» **MATERIAL PROVIDED**
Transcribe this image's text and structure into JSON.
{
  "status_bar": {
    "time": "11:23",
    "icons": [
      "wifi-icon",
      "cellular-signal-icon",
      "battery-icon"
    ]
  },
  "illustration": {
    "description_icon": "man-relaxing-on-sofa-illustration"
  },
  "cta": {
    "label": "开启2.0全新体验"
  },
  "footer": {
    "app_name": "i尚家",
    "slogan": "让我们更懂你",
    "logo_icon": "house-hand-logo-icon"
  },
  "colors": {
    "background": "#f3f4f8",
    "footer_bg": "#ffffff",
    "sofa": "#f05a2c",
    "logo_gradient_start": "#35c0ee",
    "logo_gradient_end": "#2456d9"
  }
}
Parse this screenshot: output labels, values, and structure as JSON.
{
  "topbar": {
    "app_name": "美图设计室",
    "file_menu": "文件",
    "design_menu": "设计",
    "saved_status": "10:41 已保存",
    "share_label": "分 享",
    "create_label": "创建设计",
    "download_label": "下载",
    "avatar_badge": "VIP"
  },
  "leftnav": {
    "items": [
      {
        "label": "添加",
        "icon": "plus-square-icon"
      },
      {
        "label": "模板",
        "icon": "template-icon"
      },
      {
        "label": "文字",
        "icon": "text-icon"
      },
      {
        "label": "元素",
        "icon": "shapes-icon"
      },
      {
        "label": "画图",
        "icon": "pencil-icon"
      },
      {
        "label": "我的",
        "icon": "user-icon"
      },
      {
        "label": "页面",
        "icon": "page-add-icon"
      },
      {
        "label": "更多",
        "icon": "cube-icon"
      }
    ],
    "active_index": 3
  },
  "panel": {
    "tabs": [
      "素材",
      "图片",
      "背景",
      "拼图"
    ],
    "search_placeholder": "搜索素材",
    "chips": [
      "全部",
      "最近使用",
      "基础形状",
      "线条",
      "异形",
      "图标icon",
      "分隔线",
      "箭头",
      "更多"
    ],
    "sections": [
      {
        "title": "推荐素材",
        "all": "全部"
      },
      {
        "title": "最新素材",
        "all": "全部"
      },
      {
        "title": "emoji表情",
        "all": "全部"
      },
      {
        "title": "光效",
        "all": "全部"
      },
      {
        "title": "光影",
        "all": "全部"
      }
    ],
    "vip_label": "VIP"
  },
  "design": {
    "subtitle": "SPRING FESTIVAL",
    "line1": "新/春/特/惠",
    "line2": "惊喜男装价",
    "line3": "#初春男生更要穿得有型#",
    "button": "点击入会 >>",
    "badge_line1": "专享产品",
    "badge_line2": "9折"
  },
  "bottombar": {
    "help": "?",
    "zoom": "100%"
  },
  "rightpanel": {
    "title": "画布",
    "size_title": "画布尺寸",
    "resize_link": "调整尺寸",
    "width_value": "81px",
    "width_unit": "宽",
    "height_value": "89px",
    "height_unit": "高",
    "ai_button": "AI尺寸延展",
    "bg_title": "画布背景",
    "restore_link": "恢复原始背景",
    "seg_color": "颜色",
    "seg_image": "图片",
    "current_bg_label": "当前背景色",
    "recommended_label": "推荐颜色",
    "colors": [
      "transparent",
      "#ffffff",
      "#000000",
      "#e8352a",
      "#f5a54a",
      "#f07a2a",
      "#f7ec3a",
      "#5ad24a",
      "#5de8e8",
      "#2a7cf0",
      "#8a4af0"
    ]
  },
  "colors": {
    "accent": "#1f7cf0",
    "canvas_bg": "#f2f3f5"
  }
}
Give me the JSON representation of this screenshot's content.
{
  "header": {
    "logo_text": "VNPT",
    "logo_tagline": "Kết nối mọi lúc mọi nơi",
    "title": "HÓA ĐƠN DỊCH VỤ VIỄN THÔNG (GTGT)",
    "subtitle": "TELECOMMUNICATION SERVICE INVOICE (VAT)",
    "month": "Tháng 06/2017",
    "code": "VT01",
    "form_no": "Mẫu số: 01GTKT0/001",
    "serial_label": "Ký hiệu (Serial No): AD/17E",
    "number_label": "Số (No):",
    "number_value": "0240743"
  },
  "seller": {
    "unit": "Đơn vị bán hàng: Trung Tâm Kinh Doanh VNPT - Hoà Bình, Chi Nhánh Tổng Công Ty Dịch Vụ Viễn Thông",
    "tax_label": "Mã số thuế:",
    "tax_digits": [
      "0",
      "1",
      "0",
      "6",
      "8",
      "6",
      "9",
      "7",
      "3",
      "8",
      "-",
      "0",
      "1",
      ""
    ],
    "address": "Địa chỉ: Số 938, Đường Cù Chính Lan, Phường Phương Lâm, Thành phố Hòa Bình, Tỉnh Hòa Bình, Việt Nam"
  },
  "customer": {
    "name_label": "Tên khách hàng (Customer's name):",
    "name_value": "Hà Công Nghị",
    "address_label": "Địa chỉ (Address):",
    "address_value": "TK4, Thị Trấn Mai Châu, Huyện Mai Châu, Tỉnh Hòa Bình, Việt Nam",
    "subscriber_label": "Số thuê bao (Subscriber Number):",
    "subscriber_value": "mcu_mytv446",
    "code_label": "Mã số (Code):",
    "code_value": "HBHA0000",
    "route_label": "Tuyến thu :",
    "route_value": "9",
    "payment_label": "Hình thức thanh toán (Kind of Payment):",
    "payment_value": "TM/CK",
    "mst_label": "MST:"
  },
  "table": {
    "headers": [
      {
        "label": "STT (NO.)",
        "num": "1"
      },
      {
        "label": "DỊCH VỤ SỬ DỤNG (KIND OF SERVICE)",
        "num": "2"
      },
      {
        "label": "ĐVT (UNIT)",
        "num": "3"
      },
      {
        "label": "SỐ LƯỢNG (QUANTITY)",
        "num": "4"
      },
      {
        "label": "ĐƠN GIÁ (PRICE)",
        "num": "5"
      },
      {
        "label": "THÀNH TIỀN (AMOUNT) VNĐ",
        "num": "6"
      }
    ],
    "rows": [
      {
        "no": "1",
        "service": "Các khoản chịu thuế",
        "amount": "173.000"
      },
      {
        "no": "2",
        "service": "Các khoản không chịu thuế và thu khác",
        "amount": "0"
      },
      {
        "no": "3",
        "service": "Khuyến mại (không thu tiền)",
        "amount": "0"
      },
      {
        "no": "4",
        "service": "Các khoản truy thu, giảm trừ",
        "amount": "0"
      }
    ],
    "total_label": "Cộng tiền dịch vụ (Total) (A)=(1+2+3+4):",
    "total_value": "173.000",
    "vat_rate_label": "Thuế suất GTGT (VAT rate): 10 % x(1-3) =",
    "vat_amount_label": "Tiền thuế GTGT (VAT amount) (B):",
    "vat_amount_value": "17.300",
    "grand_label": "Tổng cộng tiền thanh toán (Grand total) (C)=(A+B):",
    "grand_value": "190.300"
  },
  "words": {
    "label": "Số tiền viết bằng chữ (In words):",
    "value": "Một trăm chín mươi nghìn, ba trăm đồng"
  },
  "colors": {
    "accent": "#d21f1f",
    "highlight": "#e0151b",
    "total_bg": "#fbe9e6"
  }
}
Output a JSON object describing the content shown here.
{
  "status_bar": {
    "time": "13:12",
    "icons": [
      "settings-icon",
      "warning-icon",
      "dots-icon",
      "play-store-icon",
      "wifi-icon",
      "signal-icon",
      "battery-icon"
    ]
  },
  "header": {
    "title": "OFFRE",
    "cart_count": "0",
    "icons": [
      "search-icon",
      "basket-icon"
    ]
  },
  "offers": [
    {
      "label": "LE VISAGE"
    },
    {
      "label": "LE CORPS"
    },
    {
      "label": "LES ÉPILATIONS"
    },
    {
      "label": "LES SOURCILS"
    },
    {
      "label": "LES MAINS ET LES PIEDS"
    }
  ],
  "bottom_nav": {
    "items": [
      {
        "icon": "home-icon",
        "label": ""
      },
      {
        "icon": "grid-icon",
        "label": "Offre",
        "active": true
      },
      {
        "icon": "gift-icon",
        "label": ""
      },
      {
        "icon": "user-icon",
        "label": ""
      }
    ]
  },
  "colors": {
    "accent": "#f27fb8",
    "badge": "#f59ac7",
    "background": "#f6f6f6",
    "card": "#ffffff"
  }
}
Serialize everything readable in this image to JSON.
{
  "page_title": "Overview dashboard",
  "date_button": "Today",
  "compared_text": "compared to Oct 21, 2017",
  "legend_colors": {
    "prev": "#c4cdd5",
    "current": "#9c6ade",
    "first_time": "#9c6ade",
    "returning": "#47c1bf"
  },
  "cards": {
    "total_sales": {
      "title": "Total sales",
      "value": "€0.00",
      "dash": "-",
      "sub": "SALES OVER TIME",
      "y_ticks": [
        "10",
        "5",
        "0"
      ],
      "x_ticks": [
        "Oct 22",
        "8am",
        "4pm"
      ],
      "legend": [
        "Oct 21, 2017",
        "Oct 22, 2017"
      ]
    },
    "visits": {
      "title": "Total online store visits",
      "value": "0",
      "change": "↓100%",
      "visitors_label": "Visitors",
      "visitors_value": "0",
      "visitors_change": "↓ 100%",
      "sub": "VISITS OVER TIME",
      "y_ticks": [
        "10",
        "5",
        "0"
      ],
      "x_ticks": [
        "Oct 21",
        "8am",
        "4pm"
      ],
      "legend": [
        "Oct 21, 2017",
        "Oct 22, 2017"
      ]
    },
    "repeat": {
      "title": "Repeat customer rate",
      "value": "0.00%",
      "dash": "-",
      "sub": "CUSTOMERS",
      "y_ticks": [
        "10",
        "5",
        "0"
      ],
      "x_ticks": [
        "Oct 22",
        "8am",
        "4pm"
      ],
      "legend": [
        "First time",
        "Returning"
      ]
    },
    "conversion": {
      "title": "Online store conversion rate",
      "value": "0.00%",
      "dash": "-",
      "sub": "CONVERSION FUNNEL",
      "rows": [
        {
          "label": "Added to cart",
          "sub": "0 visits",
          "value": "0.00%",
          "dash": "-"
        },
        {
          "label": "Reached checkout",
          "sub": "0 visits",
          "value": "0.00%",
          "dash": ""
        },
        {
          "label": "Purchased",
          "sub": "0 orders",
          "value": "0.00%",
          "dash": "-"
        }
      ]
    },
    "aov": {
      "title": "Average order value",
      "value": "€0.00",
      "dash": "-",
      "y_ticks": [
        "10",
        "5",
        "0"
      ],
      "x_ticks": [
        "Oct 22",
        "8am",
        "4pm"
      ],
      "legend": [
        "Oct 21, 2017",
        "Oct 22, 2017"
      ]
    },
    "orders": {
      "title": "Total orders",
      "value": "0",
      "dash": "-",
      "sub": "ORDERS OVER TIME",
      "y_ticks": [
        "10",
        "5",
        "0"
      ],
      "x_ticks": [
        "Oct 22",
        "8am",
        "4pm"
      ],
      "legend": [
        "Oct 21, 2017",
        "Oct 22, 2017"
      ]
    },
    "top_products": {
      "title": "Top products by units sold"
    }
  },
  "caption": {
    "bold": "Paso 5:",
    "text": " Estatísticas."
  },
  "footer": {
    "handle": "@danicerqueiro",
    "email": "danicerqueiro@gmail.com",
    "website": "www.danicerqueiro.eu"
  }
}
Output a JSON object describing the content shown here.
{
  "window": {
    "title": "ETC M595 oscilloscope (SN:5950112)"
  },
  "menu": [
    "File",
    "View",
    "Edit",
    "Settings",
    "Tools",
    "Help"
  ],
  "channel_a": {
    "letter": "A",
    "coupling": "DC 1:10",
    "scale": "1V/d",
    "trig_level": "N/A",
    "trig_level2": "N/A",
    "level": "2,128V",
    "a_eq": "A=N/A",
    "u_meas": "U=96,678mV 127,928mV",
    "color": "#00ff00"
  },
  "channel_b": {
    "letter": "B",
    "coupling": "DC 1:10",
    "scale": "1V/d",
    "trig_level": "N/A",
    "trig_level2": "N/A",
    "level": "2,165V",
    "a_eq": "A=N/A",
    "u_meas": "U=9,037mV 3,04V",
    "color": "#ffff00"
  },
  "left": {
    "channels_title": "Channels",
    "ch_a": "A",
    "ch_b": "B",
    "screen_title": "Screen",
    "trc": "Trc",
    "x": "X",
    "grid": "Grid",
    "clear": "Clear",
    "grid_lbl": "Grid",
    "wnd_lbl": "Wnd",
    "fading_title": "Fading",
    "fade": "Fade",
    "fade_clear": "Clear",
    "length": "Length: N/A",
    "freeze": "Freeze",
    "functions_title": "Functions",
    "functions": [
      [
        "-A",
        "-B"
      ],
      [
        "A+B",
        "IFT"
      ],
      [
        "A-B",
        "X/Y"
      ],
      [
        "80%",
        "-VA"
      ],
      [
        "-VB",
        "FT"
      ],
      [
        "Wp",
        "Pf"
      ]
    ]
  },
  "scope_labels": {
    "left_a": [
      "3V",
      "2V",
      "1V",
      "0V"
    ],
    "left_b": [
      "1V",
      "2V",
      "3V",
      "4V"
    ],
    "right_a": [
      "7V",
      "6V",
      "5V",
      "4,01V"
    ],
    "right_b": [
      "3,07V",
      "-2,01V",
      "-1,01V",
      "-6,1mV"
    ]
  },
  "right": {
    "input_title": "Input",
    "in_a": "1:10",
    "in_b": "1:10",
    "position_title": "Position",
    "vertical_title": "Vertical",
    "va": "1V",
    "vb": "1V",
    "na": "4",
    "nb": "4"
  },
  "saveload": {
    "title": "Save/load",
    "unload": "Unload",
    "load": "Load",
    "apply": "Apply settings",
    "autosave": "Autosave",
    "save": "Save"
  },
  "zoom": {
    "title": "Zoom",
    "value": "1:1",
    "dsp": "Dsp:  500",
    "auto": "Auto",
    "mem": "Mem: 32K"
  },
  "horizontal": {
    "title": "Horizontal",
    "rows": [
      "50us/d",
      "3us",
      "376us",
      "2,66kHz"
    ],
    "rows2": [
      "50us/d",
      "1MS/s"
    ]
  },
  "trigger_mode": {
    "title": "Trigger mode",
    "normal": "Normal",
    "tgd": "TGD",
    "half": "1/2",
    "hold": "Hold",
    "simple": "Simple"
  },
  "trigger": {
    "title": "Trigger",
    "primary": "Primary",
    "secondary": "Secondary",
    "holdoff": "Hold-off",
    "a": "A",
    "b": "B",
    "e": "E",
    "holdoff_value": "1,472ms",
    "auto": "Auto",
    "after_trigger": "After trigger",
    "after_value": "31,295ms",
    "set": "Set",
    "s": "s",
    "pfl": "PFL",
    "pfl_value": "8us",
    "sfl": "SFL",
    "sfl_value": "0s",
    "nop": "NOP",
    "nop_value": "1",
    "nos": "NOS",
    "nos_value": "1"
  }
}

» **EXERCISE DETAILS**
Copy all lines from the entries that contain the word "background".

» **EXERCISE ANSWER**
    "background": "#f3f4f8",
    "background": "#f6f6f6",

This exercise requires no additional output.